27 Jan Understanding the Landing Pages Report in Google Analytics
We’re talking Google Analytics. And as you can see from these posts here on my blog, I absolutely love Google Analytics. It’s one of those things that we need to understand to get better results from. So today we’re going to have a look at the Landing Pages report.
I’m in my Analytics account at the moment. I’ve gone into Behavior, Site Content, and Landing Pages. Now, in this particular report, I want to get an idea of what is my top, in this case, top 10. Though I could expand that down for the 400-something pages there, but no need.

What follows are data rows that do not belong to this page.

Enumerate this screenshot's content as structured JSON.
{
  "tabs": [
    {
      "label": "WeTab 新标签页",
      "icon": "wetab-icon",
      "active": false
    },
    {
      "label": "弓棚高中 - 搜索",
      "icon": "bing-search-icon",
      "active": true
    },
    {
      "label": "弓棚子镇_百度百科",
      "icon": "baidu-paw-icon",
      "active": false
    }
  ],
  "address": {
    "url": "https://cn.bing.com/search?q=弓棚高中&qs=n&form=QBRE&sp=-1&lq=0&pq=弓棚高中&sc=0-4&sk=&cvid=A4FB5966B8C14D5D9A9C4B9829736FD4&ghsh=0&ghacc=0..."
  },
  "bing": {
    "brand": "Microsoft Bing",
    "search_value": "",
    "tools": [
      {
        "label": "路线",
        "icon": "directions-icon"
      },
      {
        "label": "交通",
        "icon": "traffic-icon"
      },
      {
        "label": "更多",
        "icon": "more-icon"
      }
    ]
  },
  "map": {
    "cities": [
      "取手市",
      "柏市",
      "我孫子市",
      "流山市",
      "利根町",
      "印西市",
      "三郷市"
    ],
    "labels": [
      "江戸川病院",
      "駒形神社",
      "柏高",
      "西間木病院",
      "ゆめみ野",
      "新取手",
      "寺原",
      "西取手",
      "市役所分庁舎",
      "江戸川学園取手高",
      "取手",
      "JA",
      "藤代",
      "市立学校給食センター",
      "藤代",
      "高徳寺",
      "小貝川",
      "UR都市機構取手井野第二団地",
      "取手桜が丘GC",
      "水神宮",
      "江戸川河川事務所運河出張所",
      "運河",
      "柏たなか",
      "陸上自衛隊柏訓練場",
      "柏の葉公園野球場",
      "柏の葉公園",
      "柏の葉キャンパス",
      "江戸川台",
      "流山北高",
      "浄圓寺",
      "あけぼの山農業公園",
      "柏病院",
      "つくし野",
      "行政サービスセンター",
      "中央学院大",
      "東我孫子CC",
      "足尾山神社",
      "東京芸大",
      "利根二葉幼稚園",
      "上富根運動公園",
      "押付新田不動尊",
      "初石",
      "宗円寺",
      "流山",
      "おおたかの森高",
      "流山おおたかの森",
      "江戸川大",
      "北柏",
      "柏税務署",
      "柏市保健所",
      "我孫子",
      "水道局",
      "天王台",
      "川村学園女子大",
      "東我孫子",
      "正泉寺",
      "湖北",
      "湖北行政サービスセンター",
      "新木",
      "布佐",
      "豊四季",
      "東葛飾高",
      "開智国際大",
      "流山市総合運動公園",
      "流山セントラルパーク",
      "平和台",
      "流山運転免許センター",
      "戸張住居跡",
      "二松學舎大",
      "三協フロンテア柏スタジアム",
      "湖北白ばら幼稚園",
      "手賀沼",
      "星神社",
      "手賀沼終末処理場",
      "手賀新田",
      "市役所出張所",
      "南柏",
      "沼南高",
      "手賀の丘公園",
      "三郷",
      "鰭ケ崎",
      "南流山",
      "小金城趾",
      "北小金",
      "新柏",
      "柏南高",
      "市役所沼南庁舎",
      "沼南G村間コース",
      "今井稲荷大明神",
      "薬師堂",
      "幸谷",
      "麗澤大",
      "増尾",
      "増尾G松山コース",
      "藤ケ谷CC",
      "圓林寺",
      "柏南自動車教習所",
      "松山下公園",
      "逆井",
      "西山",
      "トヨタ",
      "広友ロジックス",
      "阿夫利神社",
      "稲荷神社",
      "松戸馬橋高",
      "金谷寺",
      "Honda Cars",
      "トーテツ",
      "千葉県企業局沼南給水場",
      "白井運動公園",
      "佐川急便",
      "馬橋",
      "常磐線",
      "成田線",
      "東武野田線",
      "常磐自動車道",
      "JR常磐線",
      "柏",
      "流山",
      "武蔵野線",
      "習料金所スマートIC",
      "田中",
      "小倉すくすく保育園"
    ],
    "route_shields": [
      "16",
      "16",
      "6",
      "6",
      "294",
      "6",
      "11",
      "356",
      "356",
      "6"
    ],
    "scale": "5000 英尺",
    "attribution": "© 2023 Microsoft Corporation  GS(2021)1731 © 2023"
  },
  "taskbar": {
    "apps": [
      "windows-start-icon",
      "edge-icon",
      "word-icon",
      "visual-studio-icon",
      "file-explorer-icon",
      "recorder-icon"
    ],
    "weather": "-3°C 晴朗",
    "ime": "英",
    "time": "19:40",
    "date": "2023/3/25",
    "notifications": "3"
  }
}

What are my top 10 landing pages? Why would I want to know the information? Well, it’s good to have a look here and see what pages people see first when they come into your website. The whole point of that, of course, is to look at the conversions, to look at how we can improve conversions. So, for example, I can see here, this is for my homepage that I’ve had 1,700 sessions people coming to look. Of which 79% of them are brand-spanking-new visitors.
Now, we like new visitors. New visitors are very important when it comes to growing out business over time. From them, I can see as an overall a bounce rate off that homepage. Not too bad. Not necessarily too good. I do tend to still get a lot of traffic from overseas, no longer my target market, from an industry that I worked in for over 10 years. And they still keep coming from countries that I don’t sell to anymore. But this could be improved by . . . I’m considering blocking certain countries, because they’d pretty well screw up my conversion ratios and stats. However, scrolling through, people looking at a couple of pages, spending a few minutes on the site.
More importantly, though, is this. This is average data across all the different goals I have on my website. Around 17% conversion, even with such a high bounce rate from my homepage. Interesting. Now, I’ve optimized my homepage to take people to the next step, what they’re looking for. We all do that for a homepage. What we often don’t do, though, is look at other opportunities, such as one of these ones here where I’m getting a lot of people. Still, it’s the very first page that they see.
And I’ve got some homework to do here today because if I open up this page, just here, it’s one of my blog posts. And it brings up an article I wrote just about security and so on for the Internet. What’s missing when I come down to the bottom here? What missing? There’s no next step. There’s no what to do next. All I do is just talk about some of the programs that I use for my computer, and so on. But there’s nothing. “How can I help?” “Contact me for more.”
There’s no upsell. There’s no call to action. There’s nothing. So I’m going to give that one some thought. And perhaps I’ll tie into one of my services where, you know, I fix up broken websites. I’ll have a look at the various products and services that I offer, and look to see if I can tie into one. I mean, I’m getting 500-plus people coming in here and having a look at this thing and just going, “Mm-hmm.”
That’s a lot of people. That’s 10% or so of my overall traffic. Of course, look at the bounce rate. Very high. They’re coming in. They’re looking at it. They’re leaving. Look at the gold conversions. Very low compared to the average because I have no conversion on that page.
So, basically, what I want you to learn from this quick video is to at least once a month, every three months, on the outside, schedule a couple of minutes to go to your landing pages report within the Site Content area and have a look at your top 10.
And have a look and see if there is some kind of call to action. What can you do to improve the conversion right to one of your goals on your site?
Now, one thing to keep in mind. This is landing page from all different places. There is another landing page area when it comes to the acquisition in the search engine optimization landing pages. This is because your account, your analytics has been linked with your webmaster tools account. And it is for SEO landing pages only. But from here, this one is for everything.
If I want to take a look and have a looksee what that source is, I can add in a secondary dimension acquisition source. That then gives me additional information, such as I can see my conversions now for those who went straight to the homepage. They typed it in. They were looking for. It was a direct inquiry. Down here, those that came to my homepage from Google. Those that came to my homepage from YouTube, I can look at these different things to see which areas are converting more.
And that’s important information to know. If I find that my conversions from YouTube are doing exceedingly well, then guess what? I’d want to spend more time on my YouTube. At the moment, around 8.2%. But look at this one coming from Google: 26%. Of course, I do put a lot of time into YouTube. But with SEO, I put more time into finding the right customer for Google.
Not just any customer. Any customer will screw up your numbers. We don’t want any kind of visitor. We want the right kind of visitor. Okay? This one here. Look at this. Interesting to my subscription page from a particular link that I put on my website. And I wanted to track how many people clicked that link-69% conversion rate. Right down there in the bottom corner. That’s what I like to see. What I would like to see, also though, is to improve those numbers.
So I can look at this and I can check out the data once every month, maybe every three. And make some big differences to the conversion rates on my website. Talk to you next time. Bye-bye.